Your instructions
Only the lines that hold "icon" should be in the answer, each copied from the data below.

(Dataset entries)
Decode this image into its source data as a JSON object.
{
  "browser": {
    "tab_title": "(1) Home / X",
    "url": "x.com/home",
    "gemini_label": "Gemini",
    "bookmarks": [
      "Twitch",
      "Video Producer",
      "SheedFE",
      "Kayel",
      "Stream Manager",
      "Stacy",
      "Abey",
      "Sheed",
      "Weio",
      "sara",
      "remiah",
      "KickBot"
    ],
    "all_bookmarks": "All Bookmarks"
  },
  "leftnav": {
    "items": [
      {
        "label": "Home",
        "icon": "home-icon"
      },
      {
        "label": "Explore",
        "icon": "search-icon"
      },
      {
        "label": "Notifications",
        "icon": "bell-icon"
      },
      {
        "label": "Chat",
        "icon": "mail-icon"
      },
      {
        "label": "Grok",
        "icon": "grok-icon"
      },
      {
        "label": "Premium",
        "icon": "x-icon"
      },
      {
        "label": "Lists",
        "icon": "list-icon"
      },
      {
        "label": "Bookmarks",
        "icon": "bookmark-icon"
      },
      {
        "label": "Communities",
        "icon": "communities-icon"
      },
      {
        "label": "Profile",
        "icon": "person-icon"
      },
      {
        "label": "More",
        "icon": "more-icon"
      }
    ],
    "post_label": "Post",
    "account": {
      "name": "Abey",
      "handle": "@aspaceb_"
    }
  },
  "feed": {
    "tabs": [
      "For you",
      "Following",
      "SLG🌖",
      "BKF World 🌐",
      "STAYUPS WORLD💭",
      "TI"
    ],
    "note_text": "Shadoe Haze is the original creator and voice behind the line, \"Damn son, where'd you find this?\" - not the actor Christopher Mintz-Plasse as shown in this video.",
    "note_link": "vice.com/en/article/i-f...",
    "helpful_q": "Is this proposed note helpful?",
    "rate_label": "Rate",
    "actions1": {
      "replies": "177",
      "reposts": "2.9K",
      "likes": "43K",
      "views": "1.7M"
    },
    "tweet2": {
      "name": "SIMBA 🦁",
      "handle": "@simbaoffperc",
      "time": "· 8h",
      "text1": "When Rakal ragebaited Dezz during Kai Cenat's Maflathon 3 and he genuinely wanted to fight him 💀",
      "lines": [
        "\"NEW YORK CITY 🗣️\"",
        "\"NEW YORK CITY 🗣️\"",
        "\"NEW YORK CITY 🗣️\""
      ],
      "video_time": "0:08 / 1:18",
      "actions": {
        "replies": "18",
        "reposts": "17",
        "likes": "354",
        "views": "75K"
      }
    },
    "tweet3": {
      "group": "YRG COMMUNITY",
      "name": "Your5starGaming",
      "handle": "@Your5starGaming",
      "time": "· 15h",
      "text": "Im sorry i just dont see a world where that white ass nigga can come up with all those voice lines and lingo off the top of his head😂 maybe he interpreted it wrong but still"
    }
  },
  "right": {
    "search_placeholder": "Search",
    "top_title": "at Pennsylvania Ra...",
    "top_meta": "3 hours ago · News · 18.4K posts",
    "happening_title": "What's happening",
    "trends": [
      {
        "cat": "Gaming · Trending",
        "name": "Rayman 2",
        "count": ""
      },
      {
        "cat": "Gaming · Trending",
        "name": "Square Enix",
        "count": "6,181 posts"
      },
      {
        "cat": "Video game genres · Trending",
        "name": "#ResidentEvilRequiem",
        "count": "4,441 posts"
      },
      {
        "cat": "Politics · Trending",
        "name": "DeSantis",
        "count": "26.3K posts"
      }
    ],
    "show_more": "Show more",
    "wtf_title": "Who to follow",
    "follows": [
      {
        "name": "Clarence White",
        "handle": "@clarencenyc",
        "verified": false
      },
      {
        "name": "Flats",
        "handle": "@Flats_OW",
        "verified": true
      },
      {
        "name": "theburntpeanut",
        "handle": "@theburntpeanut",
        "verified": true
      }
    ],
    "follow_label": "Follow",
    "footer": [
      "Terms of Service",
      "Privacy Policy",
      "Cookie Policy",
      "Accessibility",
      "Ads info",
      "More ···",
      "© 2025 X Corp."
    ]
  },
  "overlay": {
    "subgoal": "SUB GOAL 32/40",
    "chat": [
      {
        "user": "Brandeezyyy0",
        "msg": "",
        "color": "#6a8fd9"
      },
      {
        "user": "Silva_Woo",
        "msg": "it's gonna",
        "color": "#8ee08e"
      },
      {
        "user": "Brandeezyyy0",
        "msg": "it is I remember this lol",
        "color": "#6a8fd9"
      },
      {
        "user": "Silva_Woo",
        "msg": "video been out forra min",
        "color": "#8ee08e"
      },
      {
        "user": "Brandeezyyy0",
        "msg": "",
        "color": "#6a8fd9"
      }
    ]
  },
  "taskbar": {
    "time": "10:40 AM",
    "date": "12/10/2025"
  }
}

Response for this exercise
        "icon": "home-icon"
        "icon": "search-icon"
        "icon": "bell-icon"
        "icon": "mail-icon"
        "icon": "grok-icon"
        "icon": "x-icon"
        "icon": "list-icon"
        "icon": "bookmark-icon"
        "icon": "communities-icon"
        "icon": "person-icon"
        "icon": "more-icon"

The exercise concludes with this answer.